China shows significant potential in purchasing power, and hence many global brands tend to enter Chinese market and connect with Chinese consumers via social media. Exploring Sina Weibo users development, the total income of Weibo users is 1.6 trillion RMB, which equals the GDP of Italy in 2011, and Weibo users purchase 54% of the goods and services in China (Sina Weibo Users Development, 2012). Since Weibo was launched in 2009, 503 million people has registered in Dec 2012, and almost every global brand and celebrity have an official Weibo account. Weibo has become the most significant platform for organisations to get information about clients’ demographic, interests, opinions, etc. Even though Twitter and Facebook are blocked in China, local social media can also help enterprises expand their impact to a large extent. The interesting thing is Weibo users use the Internet and mobile devices as the main information source, while Facebook and Twitter users watch more TV than Weibo users to seek information (Conan Guo, 2013). If your company wants to enter Chinese market, the choice of a suitable and powerful social media platform is an essential step.
In the campaign, VegMonday, I launched, UGC is a main theory to be applied. In order to inspire followers to tell their own stories about vegetarian life experience, one vegetarian dish competition is planned to host. People can post pictures and videos of vegetarian dishes made by themselves on their social media and ask their friends to make comments. The more likes they get, the more rewards they will receive. For the champion, he/she will be invited to take an interview by the organiser as well as film teaching videos and post them on the official social media account. It is a good chance to show their cooking skills to their friends and can also encourage their friends to join the competition. By mouth of users, this campaign will get more attention. By launching this campaign, I have a new respective on social media, and gain more information on how to effectively use social media to develop a brand or an activity. However, social media is a practice course, and need more experiences to address any possible problem when launching a campaign. In a word, all successful brands have made much effort behind.
Conan Guo. (2013). Chinese Social Media: 10 Marketing Tips How to Win on Sina Weibo. Retrieved April 21, 2016, from http://www.searchdecoder.com/social-networks-in-china-sina-weibo/
John Lanchester. (2006). A bigger bang. Retrieved April 20, 2016, from https://www.theguardian.com/technology/2006/nov/04/news.weekendmagazine1
Lenhart, A. and M. Madden. (2007). Social Networking Websites and Teens: An Overview.
Pew Internet and American Life Project. Retrieved April 21, 2016, from
OECD. (2007). Participative Web: User-Created Content. Retrieved April 18, 2016, from http://www.oecd.org/internet/ieconomy/38393115.pdf
OECD. (2006). OECD and Italian Minister for Innovation and Technologies International Conference on The Future Digital Economy: Digital Content Creation. Retrieved April 20, 2016, from http://www.oecd.org/sti/digitalcontent/conference.

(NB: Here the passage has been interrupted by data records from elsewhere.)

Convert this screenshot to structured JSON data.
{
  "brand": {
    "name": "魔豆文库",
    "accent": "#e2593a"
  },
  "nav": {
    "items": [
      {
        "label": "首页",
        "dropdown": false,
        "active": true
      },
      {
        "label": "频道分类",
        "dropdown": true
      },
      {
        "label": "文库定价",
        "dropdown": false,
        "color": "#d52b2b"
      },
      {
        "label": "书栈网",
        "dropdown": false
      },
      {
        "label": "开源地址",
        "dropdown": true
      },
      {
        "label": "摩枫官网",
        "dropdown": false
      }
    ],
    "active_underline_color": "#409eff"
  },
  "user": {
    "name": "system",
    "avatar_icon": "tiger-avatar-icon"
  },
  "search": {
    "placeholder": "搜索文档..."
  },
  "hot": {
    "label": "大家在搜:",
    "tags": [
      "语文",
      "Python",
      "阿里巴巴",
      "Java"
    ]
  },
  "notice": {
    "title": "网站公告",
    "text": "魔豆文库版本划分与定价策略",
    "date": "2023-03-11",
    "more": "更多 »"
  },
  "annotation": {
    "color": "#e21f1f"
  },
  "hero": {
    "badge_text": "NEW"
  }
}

UCG/UCC Dossier. Incentives for Participating in a UCG/UCC Site. (2012). Retrieved April 20, 2016, from https://sites.google.com/site/ugcuccdossier/home/incentives-for-participating-in-a-ucg-ucc-site
Sina Weibo Users Development. (2012). Retrieved April 21, 2016, from